:: Task description ::
Exact repetition of the data below is required.
BEGIN Excerpted data
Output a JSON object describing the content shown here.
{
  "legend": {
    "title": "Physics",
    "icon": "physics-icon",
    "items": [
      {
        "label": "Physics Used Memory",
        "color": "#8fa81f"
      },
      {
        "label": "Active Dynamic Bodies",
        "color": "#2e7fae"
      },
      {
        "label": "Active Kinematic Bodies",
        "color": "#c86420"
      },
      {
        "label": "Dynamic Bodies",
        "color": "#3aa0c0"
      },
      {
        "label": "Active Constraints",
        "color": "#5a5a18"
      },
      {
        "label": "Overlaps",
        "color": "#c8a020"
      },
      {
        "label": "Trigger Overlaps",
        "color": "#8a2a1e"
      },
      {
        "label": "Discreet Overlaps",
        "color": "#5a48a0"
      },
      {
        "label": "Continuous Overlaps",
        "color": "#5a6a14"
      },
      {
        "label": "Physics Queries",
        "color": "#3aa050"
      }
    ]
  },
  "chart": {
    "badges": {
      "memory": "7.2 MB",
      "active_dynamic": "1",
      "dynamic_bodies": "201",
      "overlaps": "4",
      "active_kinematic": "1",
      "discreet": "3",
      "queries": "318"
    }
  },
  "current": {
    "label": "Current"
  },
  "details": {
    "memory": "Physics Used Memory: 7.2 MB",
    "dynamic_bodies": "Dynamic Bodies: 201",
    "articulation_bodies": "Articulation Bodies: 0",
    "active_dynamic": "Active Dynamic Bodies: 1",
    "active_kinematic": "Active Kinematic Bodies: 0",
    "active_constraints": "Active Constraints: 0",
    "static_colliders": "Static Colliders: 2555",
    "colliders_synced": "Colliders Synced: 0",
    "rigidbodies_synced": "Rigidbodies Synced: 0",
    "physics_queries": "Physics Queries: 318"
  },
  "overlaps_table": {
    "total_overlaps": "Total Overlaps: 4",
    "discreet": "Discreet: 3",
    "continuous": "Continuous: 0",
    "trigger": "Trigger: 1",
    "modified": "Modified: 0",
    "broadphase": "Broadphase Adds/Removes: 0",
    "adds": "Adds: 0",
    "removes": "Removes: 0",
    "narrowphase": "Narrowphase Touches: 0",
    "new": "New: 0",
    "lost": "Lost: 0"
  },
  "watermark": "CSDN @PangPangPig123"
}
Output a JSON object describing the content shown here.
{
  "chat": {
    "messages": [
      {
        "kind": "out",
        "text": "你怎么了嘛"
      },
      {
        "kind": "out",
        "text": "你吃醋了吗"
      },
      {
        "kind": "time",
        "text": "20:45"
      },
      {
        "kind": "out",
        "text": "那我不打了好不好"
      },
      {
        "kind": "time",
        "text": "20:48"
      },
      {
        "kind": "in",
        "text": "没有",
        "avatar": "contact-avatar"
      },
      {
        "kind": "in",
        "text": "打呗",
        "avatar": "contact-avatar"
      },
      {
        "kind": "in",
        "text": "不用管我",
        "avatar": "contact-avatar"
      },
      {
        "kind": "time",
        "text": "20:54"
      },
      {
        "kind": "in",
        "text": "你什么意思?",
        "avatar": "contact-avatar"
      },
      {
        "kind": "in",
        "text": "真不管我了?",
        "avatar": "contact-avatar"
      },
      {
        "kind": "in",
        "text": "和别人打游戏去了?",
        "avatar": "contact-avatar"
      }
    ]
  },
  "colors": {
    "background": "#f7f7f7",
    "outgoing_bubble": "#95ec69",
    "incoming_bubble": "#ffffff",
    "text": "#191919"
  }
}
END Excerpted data
:: Written reply ::
Output a JSON object describing the content shown here.
{
  "legend": {
    "title": "Physics",
    "icon": "physics-icon",
    "items": [
      {
        "label": "Physics Used Memory",
        "color": "#8fa81f"
      },
      {
        "label": "Active Dynamic Bodies",
        "color": "#2e7fae"
      },
      {
        "label": "Active Kinematic Bodies",
        "color": "#c86420"
      },
      {
        "label": "Dynamic Bodies",
        "color": "#3aa0c0"
      },
      {
        "label": "Active Constraints",
        "color": "#5a5a18"
      },
      {
        "label": "Overlaps",
        "color": "#c8a020"
      },
      {
        "label": "Trigger Overlaps",
        "color": "#8a2a1e"
      },
      {
        "label": "Discreet Overlaps",
        "color": "#5a48a0"
      },
      {
        "label": "Continuous Overlaps",
        "color": "#5a6a14"
      },
      {
        "label": "Physics Queries",
        "color": "#3aa050"
      }
    ]
  },
  "chart": {
    "badges": {
      "memory": "7.2 MB",
      "active_dynamic": "1",
      "dynamic_bodies": "201",
      "overlaps": "4",
      "active_kinematic": "1",
      "discreet": "3",
      "queries": "318"
    }
  },
  "current": {
    "label": "Current"
  },
  "details": {
    "memory": "Physics Used Memory: 7.2 MB",
    "dynamic_bodies": "Dynamic Bodies: 201",
    "articulation_bodies": "Articulation Bodies: 0",
    "active_dynamic": "Active Dynamic Bodies: 1",
    "active_kinematic": "Active Kinematic Bodies: 0",
    "active_constraints": "Active Constraints: 0",
    "static_colliders": "Static Colliders: 2555",
    "colliders_synced": "Colliders Synced: 0",
    "rigidbodies_synced": "Rigidbodies Synced: 0",
    "physics_queries": "Physics Queries: 318"
  },
  "overlaps_table": {
    "total_overlaps": "Total Overlaps: 4",
    "discreet": "Discreet: 3",
    "continuous": "Continuous: 0",
    "trigger": "Trigger: 1",
    "modified": "Modified: 0",
    "broadphase": "Broadphase Adds/Removes: 0",
    "adds": "Adds: 0",
    "removes": "Removes: 0",
    "narrowphase": "Narrowphase Touches: 0",
    "new": "New: 0",
    "lost": "Lost: 0"
  },
  "watermark": "CSDN @PangPangPig123"
}
Output a JSON object describing the content shown here.
{
  "chat": {
    "messages": [
      {
        "kind": "out",
        "text": "你怎么了嘛"
      },
      {
        "kind": "out",
        "text": "你吃醋了吗"
      },
      {
        "kind": "time",
        "text": "20:45"
      },
      {
        "kind": "out",
        "text": "那我不打了好不好"
      },
      {
        "kind": "time",
        "text": "20:48"
      },
      {
        "kind": "in",
        "text": "没有",
        "avatar": "contact-avatar"
      },
      {
        "kind": "in",
        "text": "打呗",
        "avatar": "contact-avatar"
      },
      {
        "kind": "in",
        "text": "不用管我",
        "avatar": "contact-avatar"
      },
      {
        "kind": "time",
        "text": "20:54"
      },
      {
        "kind": "in",
        "text": "你什么意思?",
        "avatar": "contact-avatar"
      },
      {
        "kind": "in",
        "text": "真不管我了?",
        "avatar": "contact-avatar"
      },
      {
        "kind": "in",
        "text": "和别人打游戏去了?",
        "avatar": "contact-avatar"
      }
    ]
  },
  "colors": {
    "background": "#f7f7f7",
    "outgoing_bubble": "#95ec69",
    "incoming_bubble": "#ffffff",
    "text": "#191919"
  }
}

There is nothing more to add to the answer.